In fact, Smith believes academia is partly to blame for our current political climate of “dramatic political polarization, fake news, legislative paralysis, torrents of blatant lies told with impunity, violent radicals in our city streets, [and] scandalous ignorance of large swaths of Americans about the basic facts of our most pressing national problems.”

“These are exactly what develop when even the ‘educated’ citizens of a country are for too many decades not educated well, and when the institutional centers of enlightened learning and debate become havens of ideology, intimidation, and mission drift,” Smith writes.

While Smith knows what’s wrong with academia today, he says he “does not have the answer” to re-correct its course. He says the issues are “[e]mbedded in a problematic system, and beneath that is a problematic culture ... we have a crisis in morality and truth. Is there truth? Are there moral truths? When these things become questioned the vacuum left behind is filled with money and power.”

Yet, Smith does think a few changes could be made. University presidents could put a several-year moratorium on compliance with outside ranking agencies and liberal arts programs could help return academia to its original purpose of producing educated, free-thinking citizens, rather than cogs in the workplace machinery.

“I actually think everybody, whether you are an auto mechanic, nurse, or lawyer, should have more or less a liberal arts education,” Smith told Red Alert Politics. “It is about being an educated person. People of all professions should have an opportunity to learn about things they love that are not necessarily ‘practical.’”

Ultimately, Smith believes that “real change will most likely happen long-term and be forced on academe from the outside against its own lumbering inertia.”

If academia is to change from within, Smith believes it will require both “visionary traditionalism and organizational radicalism.”

“We will need people with the capacity to retrieve and revitalize the best of higher education’s past and restructure it organizationally in ways that are most effective in the future,” he concluded.

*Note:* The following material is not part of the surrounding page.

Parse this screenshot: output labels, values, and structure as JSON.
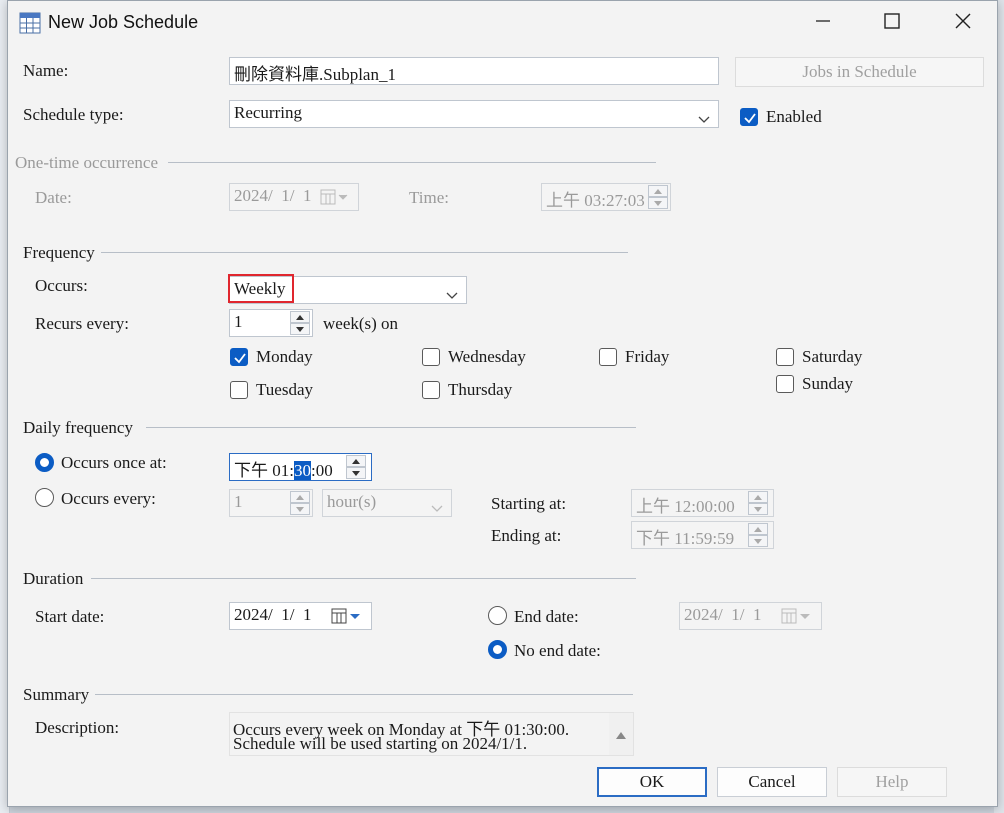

Kate Hardiman is pursuing a master's in education from Notre Dame University and teaches English and religion at a high school in Chicago.